[Page and application data records]
════════
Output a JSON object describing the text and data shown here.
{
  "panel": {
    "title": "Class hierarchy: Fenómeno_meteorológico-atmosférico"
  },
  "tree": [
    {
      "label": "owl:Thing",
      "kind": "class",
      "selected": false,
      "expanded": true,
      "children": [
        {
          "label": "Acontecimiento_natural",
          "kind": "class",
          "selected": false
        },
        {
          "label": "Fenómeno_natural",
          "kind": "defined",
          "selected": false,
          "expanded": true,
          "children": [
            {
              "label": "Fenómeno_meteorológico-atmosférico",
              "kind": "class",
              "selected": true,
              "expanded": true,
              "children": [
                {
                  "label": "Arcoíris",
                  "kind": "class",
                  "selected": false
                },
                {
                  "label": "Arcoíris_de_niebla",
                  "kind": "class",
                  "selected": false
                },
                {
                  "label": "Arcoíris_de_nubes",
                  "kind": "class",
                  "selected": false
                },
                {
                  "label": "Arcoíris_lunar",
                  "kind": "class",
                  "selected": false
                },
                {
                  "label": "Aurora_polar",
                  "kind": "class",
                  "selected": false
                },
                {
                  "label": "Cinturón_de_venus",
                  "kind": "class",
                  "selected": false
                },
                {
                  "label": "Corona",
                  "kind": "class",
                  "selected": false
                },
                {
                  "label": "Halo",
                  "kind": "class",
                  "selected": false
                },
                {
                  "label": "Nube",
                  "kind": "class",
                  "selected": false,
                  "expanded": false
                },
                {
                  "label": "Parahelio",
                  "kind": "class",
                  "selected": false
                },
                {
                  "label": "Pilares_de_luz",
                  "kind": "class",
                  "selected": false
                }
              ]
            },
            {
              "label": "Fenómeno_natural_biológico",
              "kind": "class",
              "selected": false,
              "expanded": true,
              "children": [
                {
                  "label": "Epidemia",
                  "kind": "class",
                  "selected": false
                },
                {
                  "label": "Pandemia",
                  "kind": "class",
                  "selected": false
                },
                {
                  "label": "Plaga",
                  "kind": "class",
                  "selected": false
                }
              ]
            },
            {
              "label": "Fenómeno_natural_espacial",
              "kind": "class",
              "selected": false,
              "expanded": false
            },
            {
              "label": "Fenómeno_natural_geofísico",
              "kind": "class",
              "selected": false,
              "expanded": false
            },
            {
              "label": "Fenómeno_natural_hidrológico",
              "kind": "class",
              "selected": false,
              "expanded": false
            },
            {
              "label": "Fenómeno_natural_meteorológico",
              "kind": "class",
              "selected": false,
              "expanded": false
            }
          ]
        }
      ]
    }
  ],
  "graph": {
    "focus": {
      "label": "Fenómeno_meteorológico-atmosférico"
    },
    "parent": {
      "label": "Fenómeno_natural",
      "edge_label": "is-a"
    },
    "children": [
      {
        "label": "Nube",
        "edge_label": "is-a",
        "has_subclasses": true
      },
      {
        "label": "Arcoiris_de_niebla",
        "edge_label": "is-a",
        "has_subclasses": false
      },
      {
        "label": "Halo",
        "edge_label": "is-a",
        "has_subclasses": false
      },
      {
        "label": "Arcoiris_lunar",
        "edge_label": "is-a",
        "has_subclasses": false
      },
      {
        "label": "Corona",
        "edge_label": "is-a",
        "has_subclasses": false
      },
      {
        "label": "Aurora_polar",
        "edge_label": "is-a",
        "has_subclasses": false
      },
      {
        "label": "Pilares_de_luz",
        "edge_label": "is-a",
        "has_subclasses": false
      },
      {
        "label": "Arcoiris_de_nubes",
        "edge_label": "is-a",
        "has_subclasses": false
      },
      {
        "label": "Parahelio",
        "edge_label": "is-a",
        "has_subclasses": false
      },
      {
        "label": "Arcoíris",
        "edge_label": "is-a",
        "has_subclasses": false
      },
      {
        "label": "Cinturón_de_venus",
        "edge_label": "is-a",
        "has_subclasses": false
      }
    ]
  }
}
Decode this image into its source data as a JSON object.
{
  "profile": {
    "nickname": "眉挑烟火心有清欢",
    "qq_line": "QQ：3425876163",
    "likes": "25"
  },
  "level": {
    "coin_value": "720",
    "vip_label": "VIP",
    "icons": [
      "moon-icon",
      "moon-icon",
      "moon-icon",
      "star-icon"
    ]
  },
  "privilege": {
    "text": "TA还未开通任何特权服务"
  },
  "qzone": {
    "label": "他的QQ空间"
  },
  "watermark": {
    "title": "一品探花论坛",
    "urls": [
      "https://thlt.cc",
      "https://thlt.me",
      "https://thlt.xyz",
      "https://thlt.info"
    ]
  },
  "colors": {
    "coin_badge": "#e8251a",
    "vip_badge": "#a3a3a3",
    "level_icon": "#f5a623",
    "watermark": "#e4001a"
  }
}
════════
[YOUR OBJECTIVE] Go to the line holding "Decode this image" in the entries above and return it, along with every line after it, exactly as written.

[EXERCISE RESPONSE]
Decode this image into its source data as a JSON object.
{
  "profile": {
    "nickname": "眉挑烟火心有清欢",
    "qq_line": "QQ：3425876163",
    "likes": "25"
  },
  "level": {
    "coin_value": "720",
    "vip_label": "VIP",
    "icons": [
      "moon-icon",
      "moon-icon",
      "moon-icon",
      "star-icon"
    ]
  },
  "privilege": {
    "text": "TA还未开通任何特权服务"
  },
  "qzone": {
    "label": "他的QQ空间"
  },
  "watermark": {
    "title": "一品探花论坛",
    "urls": [
      "https://thlt.cc",
      "https://thlt.me",
      "https://thlt.xyz",
      "https://thlt.info"
    ]
  },
  "colors": {
    "coin_badge": "#e8251a",
    "vip_badge": "#a3a3a3",
    "level_icon": "#f5a623",
    "watermark": "#e4001a"
  }
}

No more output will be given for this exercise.